How are countries making sure that future shutdowns don’t affect their supply chain?
Global supply chain problems have made clear to governments the need to take action to strengthen and support their domestic supply chains, and many have taken important first steps towards doing just that, in preparation for future crises.
President Biden signed an executive order in February 2021, for a comprehensive review of critical US supply chains, with the associated White House report being released in June. Among other recommendations, the review determined that a solid supply chain must include a small and medium-sized business manufacturing base and highlighted the US’s need to diversify its international suppliers to reduce the risks associated with geographic concentration.

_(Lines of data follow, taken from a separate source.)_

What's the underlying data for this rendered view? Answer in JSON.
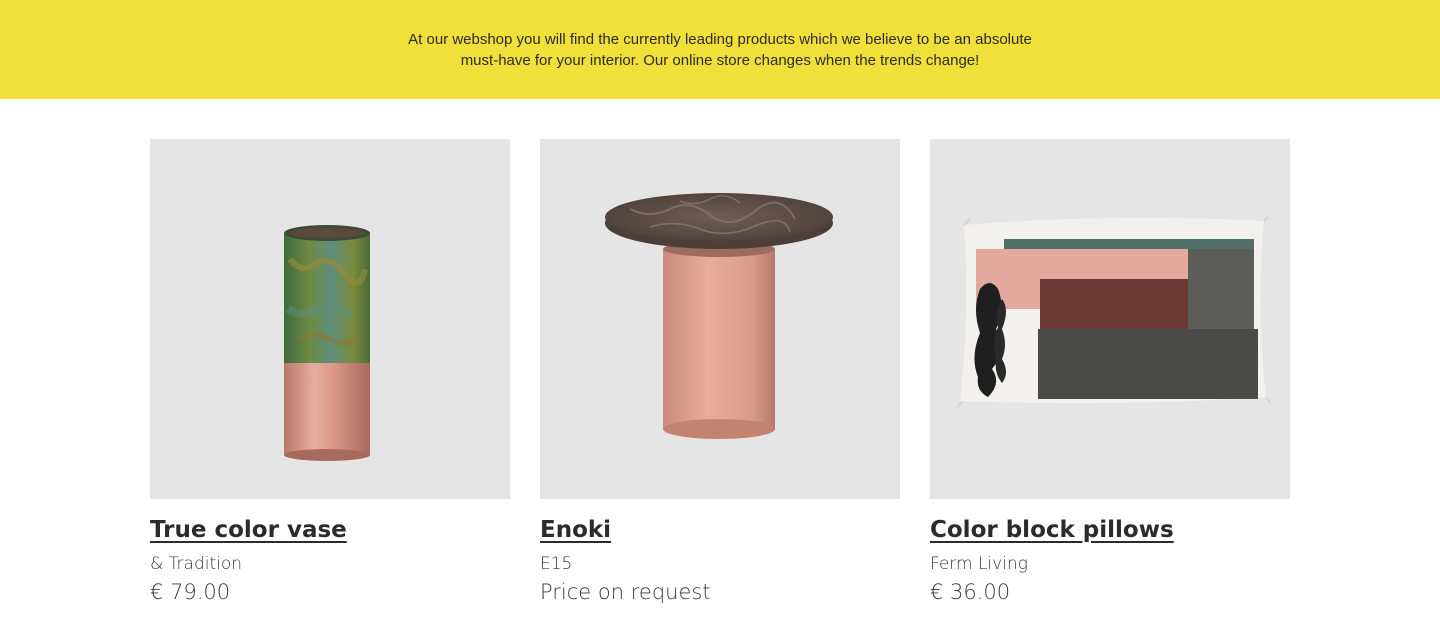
{
  "banner": {
    "line1": "At our webshop you will find the currently leading products which we believe to be an absolute",
    "line2": "must-have for your interior. Our online store changes when the trends change!",
    "background": "#f1e03a"
  },
  "products": [
    {
      "title": "True color vase",
      "brand": "& Tradition",
      "price": "€ 79.00",
      "image": "vase-image"
    },
    {
      "title": "Enoki",
      "brand": "E15",
      "price": "Price on request",
      "image": "side-table-image"
    },
    {
      "title": "Color block pillows",
      "brand": "Ferm Living",
      "price": "€ 36.00",
      "image": "pillow-image"
    }
  ]
}
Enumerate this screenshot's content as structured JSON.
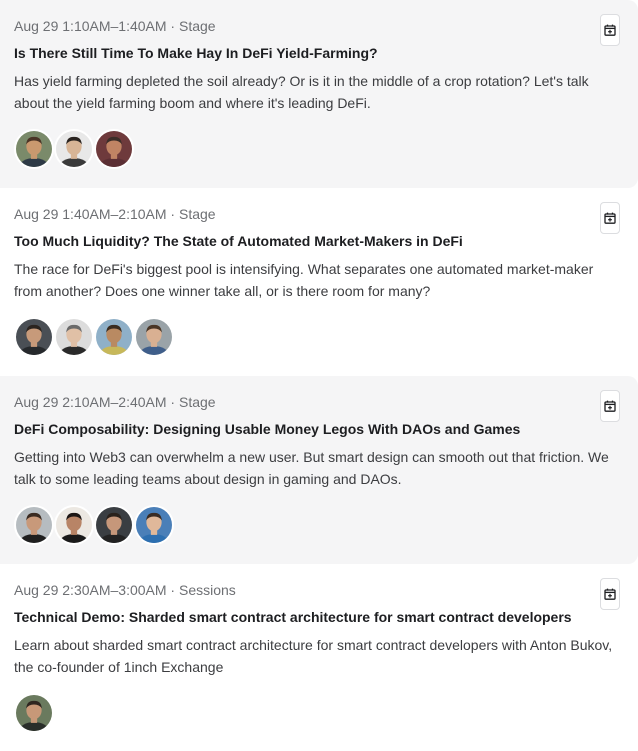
{
  "sessions": [
    {
      "time": "Aug 29 1:10AM–1:40AM · Stage",
      "title": "Is There Still Time To Make Hay In DeFi Yield-Farming?",
      "description": "Has yield farming depleted the soil already? Or is it in the middle of a crop rotation? Let's talk about the yield farming boom and where it's leading DeFi.",
      "calendar_icon": "calendar-add-icon",
      "speakers": [
        {
          "skin": "#c9996f",
          "hair": "#4a3426",
          "bg": "#7a8a6a",
          "shirt": "#2e3a46"
        },
        {
          "skin": "#d8b596",
          "hair": "#2a2420",
          "bg": "#e8e8e8",
          "shirt": "#3b3b3b"
        },
        {
          "skin": "#c08464",
          "hair": "#3b2d28",
          "bg": "#6e3a3c",
          "shirt": "#5b2f34"
        }
      ]
    },
    {
      "time": "Aug 29 1:40AM–2:10AM · Stage",
      "title": "Too Much Liquidity? The State of Automated Market-Makers in DeFi",
      "description": "The race for DeFi's biggest pool is intensifying. What separates one automated market-maker from another? Does one winner take all, or is there room for many?",
      "calendar_icon": "calendar-add-icon",
      "speakers": [
        {
          "skin": "#c79a7a",
          "hair": "#2b241f",
          "bg": "#4a4f55",
          "shirt": "#26292c"
        },
        {
          "skin": "#e0c0a6",
          "hair": "#6a6a6a",
          "bg": "#dcdcdc",
          "shirt": "#2a2a2a"
        },
        {
          "skin": "#b98a62",
          "hair": "#3a2c20",
          "bg": "#8fb0c8",
          "shirt": "#c7b85a"
        },
        {
          "skin": "#d9b092",
          "hair": "#4a3626",
          "bg": "#9aa3a8",
          "shirt": "#3f5e8a"
        }
      ]
    },
    {
      "time": "Aug 29 2:10AM–2:40AM · Stage",
      "title": "DeFi Composability: Designing Usable Money Legos With DAOs and Games",
      "description": "Getting into Web3 can overwhelm a new user. But smart design can smooth out that friction. We talk to some leading teams about design in gaming and DAOs.",
      "calendar_icon": "calendar-add-icon",
      "speakers": [
        {
          "skin": "#c8997a",
          "hair": "#3a2a20",
          "bg": "#b6bcc0",
          "shirt": "#1f1f1f"
        },
        {
          "skin": "#b88466",
          "hair": "#1c1614",
          "bg": "#ece8e2",
          "shirt": "#1a1a1a"
        },
        {
          "skin": "#c6977a",
          "hair": "#2a221c",
          "bg": "#3a3e42",
          "shirt": "#222222"
        },
        {
          "skin": "#e0b89a",
          "hair": "#3a2c24",
          "bg": "#4a7fb8",
          "shirt": "#2d6fb0"
        }
      ]
    },
    {
      "time": "Aug 29 2:30AM–3:00AM · Sessions",
      "title": "Technical Demo: Sharded smart contract architecture for smart contract developers",
      "description": "Learn about sharded smart contract architecture for smart contract developers with Anton Bukov, the co-founder of 1inch Exchange",
      "calendar_icon": "calendar-add-icon",
      "speakers": [
        {
          "skin": "#c79878",
          "hair": "#2e2620",
          "bg": "#6a7a5e",
          "shirt": "#2a2e2a"
        }
      ]
    }
  ]
}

The Japanese government has focused its efforts on subsidizing local businesses to strengthen domestic supply chains. It has distributed 146 subsidies totaling 247.8 billion yen ($2.4 billion) with the goal of encouraging an increase in domestic manufacturing, to reduce the country’s dependence on Chinese supply. Japan is also investing in overseas rare earth minerals projects, particularly in Australia and India to reduce its reliance on China’s supply from 58% registered in 2019, down to 50% by 2025.
Outlook: The Global Supply Chain Looking Forward
As lockdowns have lifted and a global economic recovery has gathered pace, consumer demand has increased sharply. Supply chains that were disrupted during the crisis continue to face significant challenges and are struggling to bounce back, much less meet increased demand. While companies and governments alike have taken substantial action in response to the supply chain crises, these will not be sufficient to solve supply chain woes in the near term. Months of shipping backlogs and continuing labor shortages have caused bottlenecks that are proving difficult to resolve, and most analysts agree that supply chain problems will only get worse before they get better, with some estimates warning that the crisis could last another two years.
Author: Mohamed SAIDI